The UK is one of the world leaders in digital public services.
In the last parliament 1,700 government websites were replaced with just one – GOV.UK – and more people are accessing government information online than ever before. The UK is also a world-leader in transparency. It is releasing huge amounts of public data to help people understand how government works and how policies are made.
And yet, despite all the progress being made, the UK and other governments are far from capturing the full benefits of digital. Digital transformation needs to go deeper, beyond the provisions of online services through portals, into the broader business of government itself.
In our second annual Government Digital Trends Survey we asked civil servants to tell us what digital transformation means to them. We were encouraged to find that 71% of respondents said digital transformation means change in the structure of how services are delivered. So the understanding that digital technology can be a tool to spark organisational change – rather than merely making existing structures more efficient – is now widespread.
Or as one senior civil servant told us, transformation means…
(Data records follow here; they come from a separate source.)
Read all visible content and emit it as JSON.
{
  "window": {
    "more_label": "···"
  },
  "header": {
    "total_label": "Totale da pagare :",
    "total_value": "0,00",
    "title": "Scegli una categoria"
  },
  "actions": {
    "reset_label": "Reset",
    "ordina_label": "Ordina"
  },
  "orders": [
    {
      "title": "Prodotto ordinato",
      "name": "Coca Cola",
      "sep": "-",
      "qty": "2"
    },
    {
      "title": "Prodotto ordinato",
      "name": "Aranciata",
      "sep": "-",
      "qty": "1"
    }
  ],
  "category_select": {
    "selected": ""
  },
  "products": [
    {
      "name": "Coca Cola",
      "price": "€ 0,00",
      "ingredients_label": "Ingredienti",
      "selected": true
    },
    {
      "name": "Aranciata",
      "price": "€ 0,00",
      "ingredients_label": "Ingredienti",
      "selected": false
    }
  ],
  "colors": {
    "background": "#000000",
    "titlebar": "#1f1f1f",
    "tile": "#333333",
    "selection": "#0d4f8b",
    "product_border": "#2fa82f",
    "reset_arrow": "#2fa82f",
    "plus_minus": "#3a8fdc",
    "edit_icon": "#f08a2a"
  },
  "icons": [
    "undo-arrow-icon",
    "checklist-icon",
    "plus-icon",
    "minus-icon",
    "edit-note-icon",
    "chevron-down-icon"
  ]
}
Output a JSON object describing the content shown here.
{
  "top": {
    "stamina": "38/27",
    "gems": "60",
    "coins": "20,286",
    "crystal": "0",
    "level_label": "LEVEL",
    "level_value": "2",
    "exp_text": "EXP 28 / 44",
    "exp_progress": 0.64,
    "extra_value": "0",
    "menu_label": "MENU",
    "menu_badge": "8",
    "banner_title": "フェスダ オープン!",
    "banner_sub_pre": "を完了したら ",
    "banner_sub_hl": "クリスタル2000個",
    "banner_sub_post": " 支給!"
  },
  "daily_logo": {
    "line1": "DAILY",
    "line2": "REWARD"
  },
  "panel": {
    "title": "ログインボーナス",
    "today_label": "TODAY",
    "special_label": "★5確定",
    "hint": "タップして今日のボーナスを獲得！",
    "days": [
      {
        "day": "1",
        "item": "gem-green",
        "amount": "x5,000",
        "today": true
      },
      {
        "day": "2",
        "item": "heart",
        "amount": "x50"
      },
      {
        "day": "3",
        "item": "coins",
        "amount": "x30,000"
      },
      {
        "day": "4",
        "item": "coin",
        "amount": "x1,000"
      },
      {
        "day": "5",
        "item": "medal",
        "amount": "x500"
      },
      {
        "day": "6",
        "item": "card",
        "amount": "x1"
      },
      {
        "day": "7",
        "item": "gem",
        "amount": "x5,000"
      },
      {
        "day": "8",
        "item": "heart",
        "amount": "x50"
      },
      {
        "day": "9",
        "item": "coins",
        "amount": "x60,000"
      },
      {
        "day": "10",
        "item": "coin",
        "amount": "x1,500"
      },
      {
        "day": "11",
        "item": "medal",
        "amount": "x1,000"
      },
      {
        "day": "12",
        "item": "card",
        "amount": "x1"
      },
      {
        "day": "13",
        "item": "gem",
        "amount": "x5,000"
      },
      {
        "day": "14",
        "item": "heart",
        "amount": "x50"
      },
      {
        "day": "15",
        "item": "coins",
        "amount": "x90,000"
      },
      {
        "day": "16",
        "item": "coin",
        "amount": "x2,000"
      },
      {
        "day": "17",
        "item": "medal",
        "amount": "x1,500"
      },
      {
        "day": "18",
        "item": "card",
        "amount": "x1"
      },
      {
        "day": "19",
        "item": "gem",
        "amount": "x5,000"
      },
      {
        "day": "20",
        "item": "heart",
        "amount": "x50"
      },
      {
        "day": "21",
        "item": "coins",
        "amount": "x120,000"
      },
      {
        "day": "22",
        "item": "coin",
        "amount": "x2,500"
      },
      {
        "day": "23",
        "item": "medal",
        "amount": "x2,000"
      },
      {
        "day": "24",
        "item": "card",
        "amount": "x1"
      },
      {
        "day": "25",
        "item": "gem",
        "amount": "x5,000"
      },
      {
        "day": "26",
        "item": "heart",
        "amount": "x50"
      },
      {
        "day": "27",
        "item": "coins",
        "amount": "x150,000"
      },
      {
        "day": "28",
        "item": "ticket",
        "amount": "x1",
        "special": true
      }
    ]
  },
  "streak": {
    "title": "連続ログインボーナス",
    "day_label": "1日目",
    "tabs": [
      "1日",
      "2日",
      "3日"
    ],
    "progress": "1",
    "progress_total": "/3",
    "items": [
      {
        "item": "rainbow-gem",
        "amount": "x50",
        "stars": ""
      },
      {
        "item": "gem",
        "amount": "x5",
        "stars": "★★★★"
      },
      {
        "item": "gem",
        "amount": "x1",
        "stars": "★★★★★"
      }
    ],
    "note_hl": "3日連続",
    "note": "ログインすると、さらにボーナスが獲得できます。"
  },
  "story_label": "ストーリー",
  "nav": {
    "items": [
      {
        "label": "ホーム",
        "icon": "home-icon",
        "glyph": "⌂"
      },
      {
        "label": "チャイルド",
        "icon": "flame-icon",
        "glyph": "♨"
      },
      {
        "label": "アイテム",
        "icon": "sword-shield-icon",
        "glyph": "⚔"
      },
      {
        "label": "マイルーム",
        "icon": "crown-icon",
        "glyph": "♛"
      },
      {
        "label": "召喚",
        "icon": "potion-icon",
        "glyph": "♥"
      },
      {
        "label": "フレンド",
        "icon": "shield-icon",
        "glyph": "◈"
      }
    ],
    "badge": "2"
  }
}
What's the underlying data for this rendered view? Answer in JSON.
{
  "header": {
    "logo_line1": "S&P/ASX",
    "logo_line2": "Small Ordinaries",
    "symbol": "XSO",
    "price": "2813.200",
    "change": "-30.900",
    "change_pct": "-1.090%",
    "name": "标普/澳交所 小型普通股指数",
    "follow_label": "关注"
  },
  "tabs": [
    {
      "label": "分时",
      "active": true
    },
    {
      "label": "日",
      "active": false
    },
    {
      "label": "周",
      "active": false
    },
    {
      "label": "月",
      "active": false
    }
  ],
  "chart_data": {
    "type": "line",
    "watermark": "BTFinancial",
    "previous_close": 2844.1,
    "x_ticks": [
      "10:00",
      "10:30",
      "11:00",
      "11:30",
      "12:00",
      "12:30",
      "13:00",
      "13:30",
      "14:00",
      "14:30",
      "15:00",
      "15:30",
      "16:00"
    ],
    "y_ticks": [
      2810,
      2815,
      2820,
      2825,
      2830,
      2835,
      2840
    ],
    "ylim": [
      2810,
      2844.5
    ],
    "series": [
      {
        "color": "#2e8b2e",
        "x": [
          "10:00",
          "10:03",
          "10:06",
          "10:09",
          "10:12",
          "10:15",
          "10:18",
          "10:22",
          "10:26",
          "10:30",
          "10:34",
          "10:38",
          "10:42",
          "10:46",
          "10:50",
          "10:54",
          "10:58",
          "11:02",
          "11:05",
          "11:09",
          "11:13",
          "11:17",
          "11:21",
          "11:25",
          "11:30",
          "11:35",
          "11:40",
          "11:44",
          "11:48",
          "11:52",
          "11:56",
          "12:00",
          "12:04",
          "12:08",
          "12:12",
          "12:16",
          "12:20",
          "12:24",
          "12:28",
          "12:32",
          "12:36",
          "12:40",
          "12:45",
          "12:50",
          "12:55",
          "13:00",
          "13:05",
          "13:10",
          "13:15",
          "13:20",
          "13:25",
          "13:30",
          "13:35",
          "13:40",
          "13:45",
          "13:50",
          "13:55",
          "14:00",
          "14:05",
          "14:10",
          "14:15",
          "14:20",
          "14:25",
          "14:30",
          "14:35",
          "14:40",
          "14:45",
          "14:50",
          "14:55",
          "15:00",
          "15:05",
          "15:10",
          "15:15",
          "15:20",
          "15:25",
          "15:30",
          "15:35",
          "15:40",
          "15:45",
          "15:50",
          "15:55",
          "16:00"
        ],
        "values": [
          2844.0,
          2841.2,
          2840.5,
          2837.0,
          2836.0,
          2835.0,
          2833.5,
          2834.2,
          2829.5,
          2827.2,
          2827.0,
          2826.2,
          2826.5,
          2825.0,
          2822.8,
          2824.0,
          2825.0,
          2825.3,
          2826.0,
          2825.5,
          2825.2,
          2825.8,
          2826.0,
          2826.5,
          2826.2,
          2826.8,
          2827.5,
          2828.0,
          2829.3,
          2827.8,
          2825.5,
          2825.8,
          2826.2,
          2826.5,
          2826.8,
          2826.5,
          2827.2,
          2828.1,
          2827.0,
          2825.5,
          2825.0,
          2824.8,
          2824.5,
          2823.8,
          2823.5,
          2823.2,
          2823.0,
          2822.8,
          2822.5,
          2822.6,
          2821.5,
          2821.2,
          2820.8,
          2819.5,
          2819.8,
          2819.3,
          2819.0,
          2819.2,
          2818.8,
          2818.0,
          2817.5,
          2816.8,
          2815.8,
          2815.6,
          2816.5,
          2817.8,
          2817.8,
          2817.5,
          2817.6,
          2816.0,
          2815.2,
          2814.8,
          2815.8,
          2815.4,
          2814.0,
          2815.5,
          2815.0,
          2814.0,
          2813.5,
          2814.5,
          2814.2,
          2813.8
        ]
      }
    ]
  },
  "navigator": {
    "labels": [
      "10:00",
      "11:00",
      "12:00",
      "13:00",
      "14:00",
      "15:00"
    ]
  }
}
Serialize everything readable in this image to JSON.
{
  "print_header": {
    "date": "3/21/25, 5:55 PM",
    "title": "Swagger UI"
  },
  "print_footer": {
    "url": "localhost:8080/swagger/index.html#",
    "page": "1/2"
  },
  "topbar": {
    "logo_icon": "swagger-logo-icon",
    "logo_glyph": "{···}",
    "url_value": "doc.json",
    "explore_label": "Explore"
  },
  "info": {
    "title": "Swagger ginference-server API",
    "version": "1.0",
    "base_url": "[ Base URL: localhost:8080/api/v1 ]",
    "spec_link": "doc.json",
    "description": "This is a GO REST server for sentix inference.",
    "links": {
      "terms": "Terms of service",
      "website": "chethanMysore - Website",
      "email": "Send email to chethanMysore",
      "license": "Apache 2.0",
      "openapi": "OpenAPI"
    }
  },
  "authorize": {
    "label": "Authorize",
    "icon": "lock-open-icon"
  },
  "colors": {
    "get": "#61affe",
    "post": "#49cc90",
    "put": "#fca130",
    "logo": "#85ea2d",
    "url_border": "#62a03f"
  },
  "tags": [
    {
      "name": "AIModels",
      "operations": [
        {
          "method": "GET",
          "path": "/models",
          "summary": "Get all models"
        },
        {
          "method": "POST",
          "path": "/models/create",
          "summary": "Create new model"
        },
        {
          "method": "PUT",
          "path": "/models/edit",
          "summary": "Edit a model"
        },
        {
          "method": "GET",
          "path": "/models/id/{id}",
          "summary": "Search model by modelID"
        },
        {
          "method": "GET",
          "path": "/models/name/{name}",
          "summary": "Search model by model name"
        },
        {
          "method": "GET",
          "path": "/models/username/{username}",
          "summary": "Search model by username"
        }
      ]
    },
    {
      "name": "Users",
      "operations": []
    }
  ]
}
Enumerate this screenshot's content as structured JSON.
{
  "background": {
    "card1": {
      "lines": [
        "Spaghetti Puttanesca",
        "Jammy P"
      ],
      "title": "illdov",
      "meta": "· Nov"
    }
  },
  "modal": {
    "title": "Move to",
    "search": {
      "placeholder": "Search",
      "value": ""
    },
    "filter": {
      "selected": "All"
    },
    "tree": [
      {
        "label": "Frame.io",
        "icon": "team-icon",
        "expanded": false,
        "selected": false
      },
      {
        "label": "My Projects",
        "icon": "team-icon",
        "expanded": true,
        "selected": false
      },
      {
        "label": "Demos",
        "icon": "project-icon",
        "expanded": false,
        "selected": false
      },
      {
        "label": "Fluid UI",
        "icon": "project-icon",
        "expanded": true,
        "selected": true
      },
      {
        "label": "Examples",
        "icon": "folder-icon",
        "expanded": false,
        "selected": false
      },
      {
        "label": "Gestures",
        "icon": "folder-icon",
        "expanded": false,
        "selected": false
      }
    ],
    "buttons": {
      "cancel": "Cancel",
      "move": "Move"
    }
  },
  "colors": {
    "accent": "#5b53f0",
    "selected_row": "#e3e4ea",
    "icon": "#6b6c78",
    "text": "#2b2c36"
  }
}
…complete business transformation to enable government to do business in a digital world – not just services to citizens.
Digital transformation requires changes, to both processes and IT systems, but this is challenging to implement. It is important that private sector partners supporting digital transformation understand that civil servants operate in a unique context. This includes multiple agencies, long delivery chains, a range of organizational mandates and the challenge of maintaining continuity as politicians and policies change.
Success means looking for opportunities to improve productivity, efficiency and innovation at scale. What does this mean in practice?
The need to reduce costs and find efficiency savings remains a given. This can be achieved through shared service arrangements and a transition from legacy contracts and better management of contracts. There are still opportunities to reduce the costs of customer contact through the so-called ‘front office’.
But this will not be sufficient. Government must focus on reducing, avoiding or diverting demand.
Advances in a range of digital technologies, including mobile devices and data analytics, combined with changes in working methods, allow services to be radically reshaped in ways that reduce costs and provide a more streamlined and transparent services for users. A good example is our work for HM Courts and Tribunals Service and other partners to develop Court Store, a digital repository and document management system that is reducing the age-old dependence on paper.
And, increasingly, this means looking beyond providing citizens with better access to information. It demands, for example, integrated systems using real-time data, interactive and ask-once information seeking, joined up delivery and new forms of automated processes.
Leave me a comment or drop me an email if you want to know more about the Government Digital Trends Survey.